“When you begin to analyze any government in depth, sooner or later you will realize it’s a disaster,” Denis said with conviction. He describes the state itself as an inherently conservative structure. The more resources it handles, the more self-serving people are drawn to it like flies to honey.

Last week a widespread power outage plunged 14 states and Caracas into panic, rendering the Metro temporarily out of order. Denis ensures that the blackout had little to do with a lack of infrastructure, as the opposition claims. “Of course its sabotage,” he says. “Everyone knows that if you’re chavista and you work in COPOELEC [the state electric company], you have to keep your beliefs clandestine. What we’re seeing now is what I call the subjectivity of resignation. They [the oppositional forces inside and outside the government] are creating a wave of chaos… people begin to complain about [public] services and scarcity, so that any change might be a welcome change. But if you can only see one faulty detail at a time, it will make no sense….”

It’s true that many senior positions of the national enterprises have been appropriated by apolitical opportunists and oppositional forces alike, both of whom do tremendous damage to the economy while pocketing the peoples’ wealth. It’s not surprising, when we remember what system existed in Venezuela previously, when political prisoners like Denis were tortured at the hands of an oligarchic state. Chávez inherited the same political apparatus upon his election, so how can we expect corruption to simply disappear?

Though Chávez always spoke harshly against this parasitic bourgeoisie, democratic leaders often must engage in a kind of balancing-act diplomacy in order to keep the peace—that is the cost of democracy.
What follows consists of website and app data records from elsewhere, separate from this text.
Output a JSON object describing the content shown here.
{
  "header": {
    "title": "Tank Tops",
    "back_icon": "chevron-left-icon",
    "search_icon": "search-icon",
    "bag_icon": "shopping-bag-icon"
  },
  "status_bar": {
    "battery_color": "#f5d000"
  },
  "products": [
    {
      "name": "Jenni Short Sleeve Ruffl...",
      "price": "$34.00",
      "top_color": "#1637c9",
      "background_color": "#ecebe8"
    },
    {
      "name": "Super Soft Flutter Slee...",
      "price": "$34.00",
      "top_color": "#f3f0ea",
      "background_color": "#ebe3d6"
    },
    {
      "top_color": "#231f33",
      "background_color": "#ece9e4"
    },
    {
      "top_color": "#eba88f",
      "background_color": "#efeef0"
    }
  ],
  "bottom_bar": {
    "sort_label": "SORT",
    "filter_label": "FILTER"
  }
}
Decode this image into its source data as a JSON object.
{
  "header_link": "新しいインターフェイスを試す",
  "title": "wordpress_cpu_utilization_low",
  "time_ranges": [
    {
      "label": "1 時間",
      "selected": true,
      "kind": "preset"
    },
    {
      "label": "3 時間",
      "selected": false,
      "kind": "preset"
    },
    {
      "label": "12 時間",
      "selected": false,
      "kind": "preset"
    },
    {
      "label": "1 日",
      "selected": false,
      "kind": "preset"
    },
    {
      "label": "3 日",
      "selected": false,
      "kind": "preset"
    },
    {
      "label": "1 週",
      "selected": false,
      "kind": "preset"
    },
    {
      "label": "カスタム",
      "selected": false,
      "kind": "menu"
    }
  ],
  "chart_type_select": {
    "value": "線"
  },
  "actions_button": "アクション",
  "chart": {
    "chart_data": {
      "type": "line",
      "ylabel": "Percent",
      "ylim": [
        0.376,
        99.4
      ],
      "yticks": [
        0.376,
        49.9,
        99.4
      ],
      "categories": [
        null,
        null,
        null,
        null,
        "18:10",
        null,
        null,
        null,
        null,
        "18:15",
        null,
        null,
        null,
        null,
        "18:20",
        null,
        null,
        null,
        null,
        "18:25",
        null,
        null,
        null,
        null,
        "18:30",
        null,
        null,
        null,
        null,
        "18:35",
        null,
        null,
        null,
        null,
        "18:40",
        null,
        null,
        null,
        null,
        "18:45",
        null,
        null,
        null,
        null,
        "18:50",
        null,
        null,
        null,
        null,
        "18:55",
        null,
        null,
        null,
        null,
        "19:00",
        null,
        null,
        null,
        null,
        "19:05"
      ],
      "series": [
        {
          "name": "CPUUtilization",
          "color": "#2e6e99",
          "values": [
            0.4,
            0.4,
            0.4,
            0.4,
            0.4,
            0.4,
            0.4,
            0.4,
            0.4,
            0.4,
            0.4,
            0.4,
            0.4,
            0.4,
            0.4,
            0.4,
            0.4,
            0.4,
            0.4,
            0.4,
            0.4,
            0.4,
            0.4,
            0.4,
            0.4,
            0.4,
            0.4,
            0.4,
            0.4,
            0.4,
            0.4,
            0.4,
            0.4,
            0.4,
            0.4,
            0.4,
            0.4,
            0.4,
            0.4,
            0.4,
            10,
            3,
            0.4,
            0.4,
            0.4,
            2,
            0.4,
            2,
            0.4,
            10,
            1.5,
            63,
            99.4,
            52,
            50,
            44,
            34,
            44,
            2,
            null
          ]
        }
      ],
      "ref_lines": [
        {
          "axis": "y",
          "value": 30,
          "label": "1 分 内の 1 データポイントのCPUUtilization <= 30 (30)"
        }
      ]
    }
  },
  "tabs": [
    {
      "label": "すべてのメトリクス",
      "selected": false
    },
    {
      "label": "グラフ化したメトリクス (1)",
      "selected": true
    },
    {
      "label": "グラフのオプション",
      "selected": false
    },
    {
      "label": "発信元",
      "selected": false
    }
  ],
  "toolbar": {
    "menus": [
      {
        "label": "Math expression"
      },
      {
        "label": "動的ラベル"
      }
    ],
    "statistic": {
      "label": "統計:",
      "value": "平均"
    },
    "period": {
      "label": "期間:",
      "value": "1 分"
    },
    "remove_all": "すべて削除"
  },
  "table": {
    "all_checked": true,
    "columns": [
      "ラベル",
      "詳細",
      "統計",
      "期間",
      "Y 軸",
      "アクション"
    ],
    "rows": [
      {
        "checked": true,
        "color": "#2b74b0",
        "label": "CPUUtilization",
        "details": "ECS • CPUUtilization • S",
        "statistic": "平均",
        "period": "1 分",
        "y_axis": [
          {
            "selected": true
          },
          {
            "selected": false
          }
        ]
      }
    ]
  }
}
It’s even more challenging when the international media is standing by, waiting for one move that might be construed as repression.

The Bolivarian Revolution has already made the impossible possible, so why should it stop now? “In Venezuela we’ve placed on the table radical topics that no other country in the world is taking on; the self-government of communities and the direct control of workers,” said Denis. “The revolution is not happening in state politics anymore…we radicalized the government as far as we could. The greatest achievement we’ve had is creating a space for politics to happen outside of the government—that’s where it’s at.”

If this hadn’t been accomplished, he says, the whole mission would have gone up in flames in the 2001 coup d’état that briefly took Chávez out of power. The popular demonstrations that ensued were prodigious, and the coup leaders were forced to return him unharmed. “It was the people that saved his life, Denis points out. “The golpistas would have killed him, but we wouldn’t have it.”

Reinaldo Iturriza, Minister of Communes, wrote last week, “Maybe this revolution doesn’t look like the little books written by European authors that we read as though they were primers. But when one has the strange historic privilege to see how a people appear, how they tremble and mobilize…one knows that one is in the presence of a revolution.”

In this oil-rich land the lineage of corruption is as hard to wipe out as an invasive weed, but Chávez’s memory has taken root with the strength of folklore and can only grow more profound with each generation. Those of us who have had the privilege to bear witness would do well to remember that the Venezuelan people are deepening their autonomy in a way that will be very, very difficult to undo.

Zoë Clara Dutka is a freelance journalist originally from New York. She moved to Venezuela as an adolescent and has since divided her time between Bolivar state and California’s Bay Area.